_Data to examine_
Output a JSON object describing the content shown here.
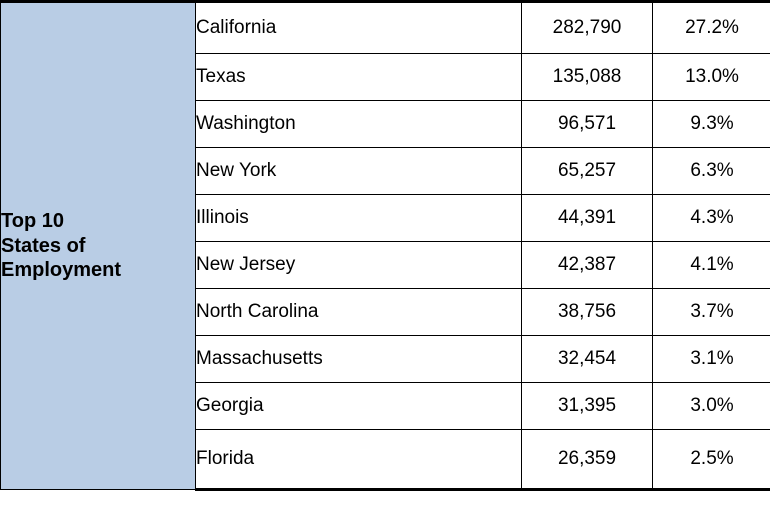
{
  "table": {
    "row_label": "Top 10 States of Employment",
    "row_label_lines": [
      "Top 10",
      "States of",
      "Employment"
    ],
    "rows": [
      {
        "state": "California",
        "count": "282,790",
        "percent": "27.2%"
      },
      {
        "state": "Texas",
        "count": "135,088",
        "percent": "13.0%"
      },
      {
        "state": "Washington",
        "count": "96,571",
        "percent": "9.3%"
      },
      {
        "state": "New York",
        "count": "65,257",
        "percent": "6.3%"
      },
      {
        "state": "Illinois",
        "count": "44,391",
        "percent": "4.3%"
      },
      {
        "state": "New Jersey",
        "count": "42,387",
        "percent": "4.1%"
      },
      {
        "state": "North Carolina",
        "count": "38,756",
        "percent": "3.7%"
      },
      {
        "state": "Massachusetts",
        "count": "32,454",
        "percent": "3.1%"
      },
      {
        "state": "Georgia",
        "count": "31,395",
        "percent": "3.0%"
      },
      {
        "state": "Florida",
        "count": "26,359",
        "percent": "2.5%"
      }
    ],
    "colors": {
      "label_background": "#b9cde5",
      "border": "#000000",
      "text": "#000000"
    }
  }
}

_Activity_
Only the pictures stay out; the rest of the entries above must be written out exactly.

_Exercise response_
Output a JSON object describing the content shown here.
{
  "table": {
    "row_label": "Top 10 States of Employment",
    "row_label_lines": [
      "Top 10",
      "States of",
      "Employment"
    ],
    "rows": [
      {
        "state": "California",
        "count": "282,790",
        "percent": "27.2%"
      },
      {
        "state": "Texas",
        "count": "135,088",
        "percent": "13.0%"
      },
      {
        "state": "Washington",
        "count": "96,571",
        "percent": "9.3%"
      },
      {
        "state": "New York",
        "count": "65,257",
        "percent": "6.3%"
      },
      {
        "state": "Illinois",
        "count": "44,391",
        "percent": "4.3%"
      },
      {
        "state": "New Jersey",
        "count": "42,387",
        "percent": "4.1%"
      },
      {
        "state": "North Carolina",
        "count": "38,756",
        "percent": "3.7%"
      },
      {
        "state": "Massachusetts",
        "count": "32,454",
        "percent": "3.1%"
      },
      {
        "state": "Georgia",
        "count": "31,395",
        "percent": "3.0%"
      },
      {
        "state": "Florida",
        "count": "26,359",
        "percent": "2.5%"
      }
    ],
    "colors": {
      "label_background": "#b9cde5",
      "border": "#000000",
      "text": "#000000"
    }
  }
}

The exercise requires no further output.